The response must contain the complete data, printed exactly.

- - -

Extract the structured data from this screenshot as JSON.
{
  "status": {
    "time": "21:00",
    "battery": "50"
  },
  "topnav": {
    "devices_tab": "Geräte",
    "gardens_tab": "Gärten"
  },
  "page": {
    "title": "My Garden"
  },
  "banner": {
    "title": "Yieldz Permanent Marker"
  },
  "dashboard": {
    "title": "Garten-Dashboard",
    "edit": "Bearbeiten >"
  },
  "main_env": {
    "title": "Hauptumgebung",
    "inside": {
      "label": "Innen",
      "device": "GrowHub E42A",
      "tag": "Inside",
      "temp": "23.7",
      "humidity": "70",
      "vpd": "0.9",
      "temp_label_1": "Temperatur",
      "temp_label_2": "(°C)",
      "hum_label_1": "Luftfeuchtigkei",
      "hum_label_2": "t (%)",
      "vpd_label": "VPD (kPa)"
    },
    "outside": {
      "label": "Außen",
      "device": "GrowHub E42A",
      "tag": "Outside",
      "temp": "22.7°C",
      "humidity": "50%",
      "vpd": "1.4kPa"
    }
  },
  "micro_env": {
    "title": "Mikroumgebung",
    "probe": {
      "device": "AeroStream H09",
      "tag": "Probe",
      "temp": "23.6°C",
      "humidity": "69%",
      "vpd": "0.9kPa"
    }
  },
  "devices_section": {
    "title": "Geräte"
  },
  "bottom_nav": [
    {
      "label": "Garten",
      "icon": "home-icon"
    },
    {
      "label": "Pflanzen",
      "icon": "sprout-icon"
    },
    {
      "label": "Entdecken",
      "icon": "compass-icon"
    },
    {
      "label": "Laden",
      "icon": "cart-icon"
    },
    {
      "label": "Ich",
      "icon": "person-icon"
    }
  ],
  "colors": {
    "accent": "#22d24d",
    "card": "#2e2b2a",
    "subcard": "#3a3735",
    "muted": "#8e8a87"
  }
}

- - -

- _Exercise result_:
Extract the structured data from this screenshot as JSON.
{
  "status": {
    "time": "21:00",
    "battery": "50"
  },
  "topnav": {
    "devices_tab": "Geräte",
    "gardens_tab": "Gärten"
  },
  "page": {
    "title": "My Garden"
  },
  "banner": {
    "title": "Yieldz Permanent Marker"
  },
  "dashboard": {
    "title": "Garten-Dashboard",
    "edit": "Bearbeiten >"
  },
  "main_env": {
    "title": "Hauptumgebung",
    "inside": {
      "label": "Innen",
      "device": "GrowHub E42A",
      "tag": "Inside",
      "temp": "23.7",
      "humidity": "70",
      "vpd": "0.9",
      "temp_label_1": "Temperatur",
      "temp_label_2": "(°C)",
      "hum_label_1": "Luftfeuchtigkei",
      "hum_label_2": "t (%)",
      "vpd_label": "VPD (kPa)"
    },
    "outside": {
      "label": "Außen",
      "device": "GrowHub E42A",
      "tag": "Outside",
      "temp": "22.7°C",
      "humidity": "50%",
      "vpd": "1.4kPa"
    }
  },
  "micro_env": {
    "title": "Mikroumgebung",
    "probe": {
      "device": "AeroStream H09",
      "tag": "Probe",
      "temp": "23.6°C",
      "humidity": "69%",
      "vpd": "0.9kPa"
    }
  },
  "devices_section": {
    "title": "Geräte"
  },
  "bottom_nav": [
    {
      "label": "Garten",
      "icon": "home-icon"
    },
    {
      "label": "Pflanzen",
      "icon": "sprout-icon"
    },
    {
      "label": "Entdecken",
      "icon": "compass-icon"
    },
    {
      "label": "Laden",
      "icon": "cart-icon"
    },
    {
      "label": "Ich",
      "icon": "person-icon"
    }
  ],
  "colors": {
    "accent": "#22d24d",
    "card": "#2e2b2a",
    "subcard": "#3a3735",
    "muted": "#8e8a87"
  }
}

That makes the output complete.